(Interface dataset entries)
↓

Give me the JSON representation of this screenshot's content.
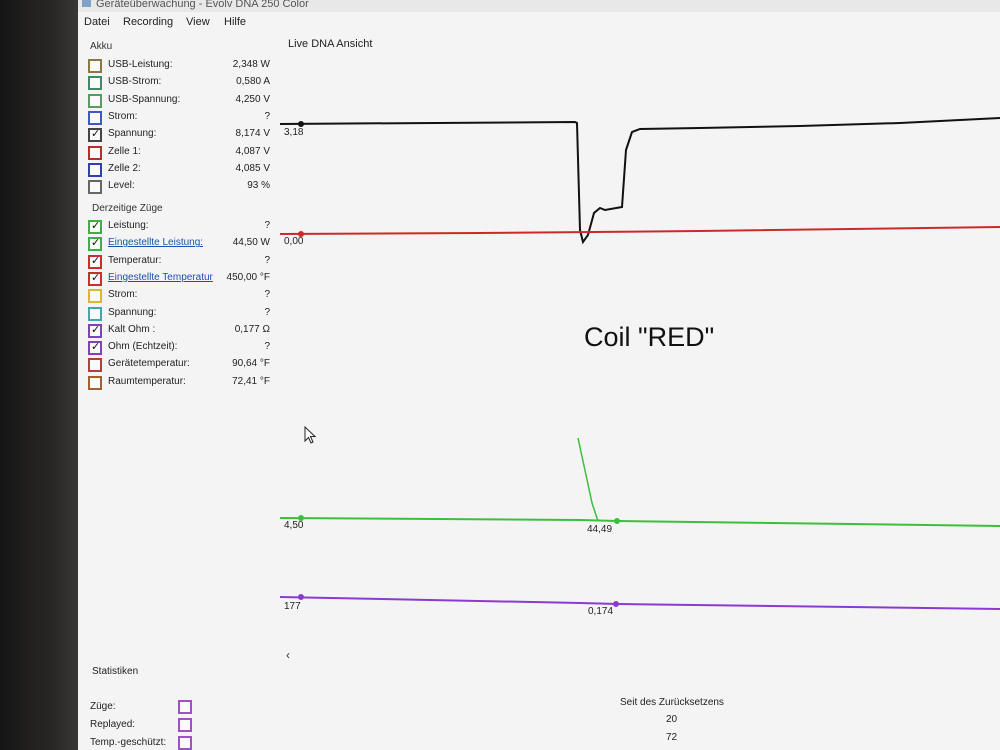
{
  "window": {
    "title": "Geräteüberwachung - Evolv DNA 250 Color"
  },
  "menu": [
    {
      "label": "Datei"
    },
    {
      "label": "Recording"
    },
    {
      "label": "View"
    },
    {
      "label": "Hilfe"
    }
  ],
  "akku": {
    "title": "Akku",
    "items": [
      {
        "label": "USB-Leistung:",
        "value": "2,348 W",
        "checked": false,
        "color": "#8a7a40"
      },
      {
        "label": "USB-Strom:",
        "value": "0,580 A",
        "checked": false,
        "color": "#3c8a6a"
      },
      {
        "label": "USB-Spannung:",
        "value": "4,250 V",
        "checked": false,
        "color": "#5a9a60"
      },
      {
        "label": "Strom:",
        "value": "?",
        "checked": false,
        "color": "#3f57c8"
      },
      {
        "label": "Spannung:",
        "value": "8,174 V",
        "checked": true,
        "color": "#444444"
      },
      {
        "label": "Zelle 1:",
        "value": "4,087 V",
        "checked": false,
        "color": "#b03030"
      },
      {
        "label": "Zelle 2:",
        "value": "4,085 V",
        "checked": false,
        "color": "#3040b0"
      },
      {
        "label": "Level:",
        "value": "93 %",
        "checked": false,
        "color": "#666666"
      }
    ]
  },
  "zuege": {
    "title": "Derzeitige Züge",
    "items": [
      {
        "label": "Leistung:",
        "value": "?",
        "checked": true,
        "color": "#3cb043",
        "link": false
      },
      {
        "label": "Eingestellte Leistung:",
        "value": "44,50 W",
        "checked": true,
        "color": "#3cb043",
        "link": true
      },
      {
        "label": "Temperatur:",
        "value": "?",
        "checked": true,
        "color": "#c83030",
        "link": false
      },
      {
        "label": "Eingestellte Temperatur",
        "value": "450,00 °F",
        "checked": true,
        "color": "#c83030",
        "link": true
      },
      {
        "label": "Strom:",
        "value": "?",
        "checked": false,
        "color": "#d8b830",
        "link": false
      },
      {
        "label": "Spannung:",
        "value": "?",
        "checked": false,
        "color": "#40a8a8",
        "link": false
      },
      {
        "label": "Kalt Ohm :",
        "value": "0,177 Ω",
        "checked": true,
        "color": "#8040c0",
        "link": false
      },
      {
        "label": "Ohm (Echtzeit):",
        "value": "?",
        "checked": true,
        "color": "#8040c0",
        "link": false
      },
      {
        "label": "Gerätetemperatur:",
        "value": "90,64 °F",
        "checked": false,
        "color": "#b04040",
        "link": false
      },
      {
        "label": "Raumtemperatur:",
        "value": "72,41 °F",
        "checked": false,
        "color": "#a06030",
        "link": false
      }
    ]
  },
  "graph": {
    "title": "Live DNA Ansicht",
    "annotation": "Coil \"RED\"",
    "labels": {
      "voltage": "3,18",
      "temperature": "0,00",
      "power": "4,50",
      "power_point": "44,49",
      "ohm": "177",
      "ohm_point": "0,174"
    },
    "colors": {
      "voltage": "#111111",
      "temperature": "#cc2a2a",
      "power": "#3cbf3c",
      "ohm": "#8a3ad0"
    }
  },
  "statistiken": {
    "title": "Statistiken",
    "rows": [
      {
        "label": "Züge:"
      },
      {
        "label": "Replayed:"
      },
      {
        "label": "Temp.-geschützt:"
      }
    ],
    "since_reset_label": "Seit des Zurücksetzens",
    "values": [
      "20",
      "72"
    ]
  }
}
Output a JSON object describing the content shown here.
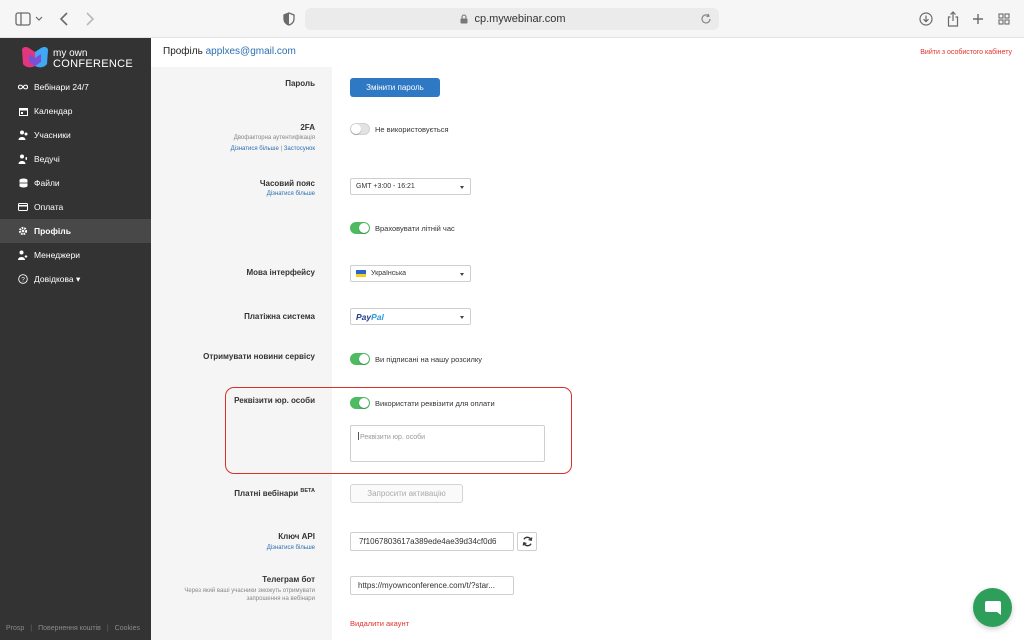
{
  "browser": {
    "url": "cp.mywebinar.com"
  },
  "logo": {
    "line1": "my own",
    "line2": "CONFERENCE"
  },
  "sidebar": {
    "items": [
      {
        "label": "Вебінари 24/7",
        "icon": "infinity-icon"
      },
      {
        "label": "Календар",
        "icon": "calendar-icon"
      },
      {
        "label": "Учасники",
        "icon": "participants-icon"
      },
      {
        "label": "Ведучі",
        "icon": "presenter-icon"
      },
      {
        "label": "Файли",
        "icon": "files-icon"
      },
      {
        "label": "Оплата",
        "icon": "card-icon"
      },
      {
        "label": "Профіль",
        "icon": "gear-icon",
        "active": true
      },
      {
        "label": "Менеджери",
        "icon": "managers-icon"
      },
      {
        "label": "Довідкова ▾",
        "icon": "help-icon"
      }
    ],
    "footer": [
      "Prosp",
      "Повернення коштів",
      "Cookies"
    ]
  },
  "header": {
    "title": "Профіль",
    "email": "applxes@gmail.com",
    "logout": "Вийти з особистого кабінету"
  },
  "form": {
    "password": {
      "label": "Пароль",
      "button": "Змінити пароль"
    },
    "twofa": {
      "label": "2FA",
      "sub": "Двофакторна аутентифікація",
      "link1": "Дізнатися більше",
      "sep": "|",
      "link2": "Застосунок",
      "toggle_label": "Не використовується",
      "enabled": false
    },
    "timezone": {
      "label": "Часовий пояс",
      "link": "Дізнатися більше",
      "value": "GMT +3:00 - 16:21",
      "dst_label": "Враховувати літній час",
      "dst_enabled": true
    },
    "language": {
      "label": "Мова інтерфейсу",
      "value": "Українська"
    },
    "payment": {
      "label": "Платіжна система",
      "value_part1": "Pay",
      "value_part2": "Pal"
    },
    "news": {
      "label": "Отримувати новини сервісу",
      "toggle_label": "Ви підписані на нашу розсилку",
      "enabled": true
    },
    "requisites": {
      "label": "Реквізити юр. особи",
      "toggle_label": "Використати реквізити для оплати",
      "enabled": true,
      "placeholder": "Реквізити юр. особи"
    },
    "paid": {
      "label": "Платні вебінари",
      "beta": "BETA",
      "button": "Запросити активацію"
    },
    "api": {
      "label": "Ключ API",
      "link": "Дізнатися більше",
      "value": "7f1067803617a389ede4ae39d34cf0d6"
    },
    "telegram": {
      "label": "Телеграм бот",
      "sub": "Через який ваші учасники зможуть отримувати запрошення на вебінари",
      "value": "https://myownconference.com/t/?star..."
    },
    "delete": "Видалити акаунт"
  },
  "colors": {
    "accent": "#2f78c4",
    "toggle_on": "#4cbb61",
    "danger": "#e0322d",
    "sidebar": "#333333",
    "chat": "#2e9e5b"
  }
}
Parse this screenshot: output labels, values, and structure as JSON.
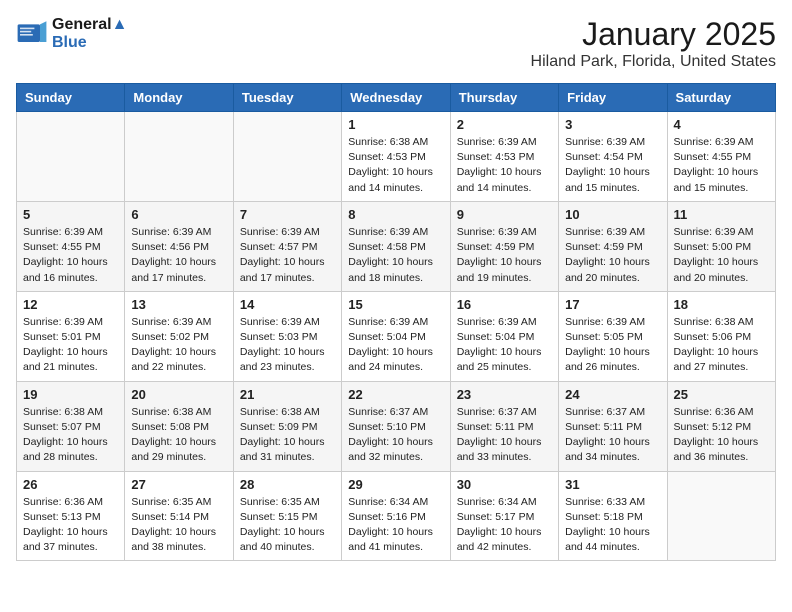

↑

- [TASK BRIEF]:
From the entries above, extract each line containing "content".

- [TASK RESULT]:
Give me the JSON representation of this screenshot's content.
Output a JSON object describing the content shown here.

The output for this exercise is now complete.